╭──
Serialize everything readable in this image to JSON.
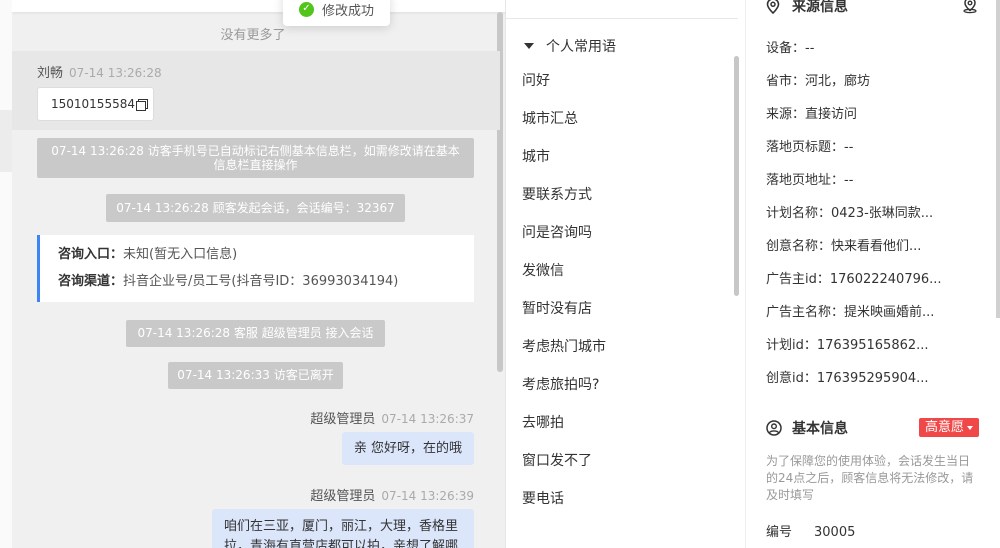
{
  "toast": {
    "text": "修改成功"
  },
  "chat": {
    "no_more": "没有更多了",
    "visitor": {
      "name": "刘畅",
      "time": "07-14 13:26:28",
      "phone": "15010155584"
    },
    "system_messages": [
      "07-14 13:26:28 访客手机号已自动标记右侧基本信息栏，如需修改请在基本信息栏直接操作",
      "07-14 13:26:28 顾客发起会话，会话编号：32367",
      "07-14 13:26:28 客服 超级管理员 接入会话",
      "07-14 13:26:33 访客已离开"
    ],
    "entry_card": {
      "entry_label": "咨询入口：",
      "entry_value": "未知(暂无入口信息)",
      "channel_label": "咨询渠道：",
      "channel_value": "抖音企业号/员工号(抖音号ID：36993034194)"
    },
    "agent_messages": [
      {
        "name": "超级管理员",
        "time": "07-14 13:26:37",
        "text": "亲 您好呀，在的哦"
      },
      {
        "name": "超级管理员",
        "time": "07-14 13:26:39",
        "text": "咱们在三亚，厦门，丽江，大理，香格里拉，青海有直营店都可以拍，亲想了解哪"
      }
    ]
  },
  "phrases": {
    "header": "个人常用语",
    "items": [
      "问好",
      "城市汇总",
      "城市",
      "要联系方式",
      "问是咨询吗",
      "发微信",
      "暂时没有店",
      "考虑热门城市",
      "考虑旅拍吗?",
      "去哪拍",
      "窗口发不了",
      "要电话"
    ]
  },
  "info": {
    "source_title": "来源信息",
    "fields": [
      {
        "label": "设备：",
        "value": "--"
      },
      {
        "label": "省市：",
        "value": "河北，廊坊"
      },
      {
        "label": "来源：",
        "value": "直接访问"
      },
      {
        "label": "落地页标题：",
        "value": "--"
      },
      {
        "label": "落地页地址：",
        "value": "--"
      },
      {
        "label": "计划名称：",
        "value": "0423-张琳同款..."
      },
      {
        "label": "创意名称：",
        "value": "快来看看他们..."
      },
      {
        "label": "广告主id：",
        "value": "176022240796..."
      },
      {
        "label": "广告主名称：",
        "value": "提米映画婚前..."
      },
      {
        "label": "计划id：",
        "value": "176395165862..."
      },
      {
        "label": "创意id：",
        "value": "176395295904..."
      }
    ],
    "basic_title": "基本信息",
    "intent_badge": "高意愿",
    "note": "为了保障您的使用体验，会话发生当日的24点之后，顾客信息将无法修改，请及时填写",
    "id_label": "编号",
    "id_value": "30005"
  },
  "colors": {
    "accent": "#3d84f5",
    "badge": "#f04848",
    "bubble": "#dbe6fb",
    "system": "#c9c9c9",
    "success": "#52c41a"
  },
  "icons": [
    "check-circle-icon",
    "copy-icon",
    "caret-down-icon",
    "location-pin-icon",
    "target-icon",
    "user-circle-icon"
  ]
}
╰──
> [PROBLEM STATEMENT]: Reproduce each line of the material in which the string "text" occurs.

> [YOUR SOLUTION]:
    "text": "修改成功"
        "text": "亲 您好呀，在的哦"
        "text": "咱们在三亚，厦门，丽江，大理，香格里拉，青海有直营店都可以拍，亲想了解哪"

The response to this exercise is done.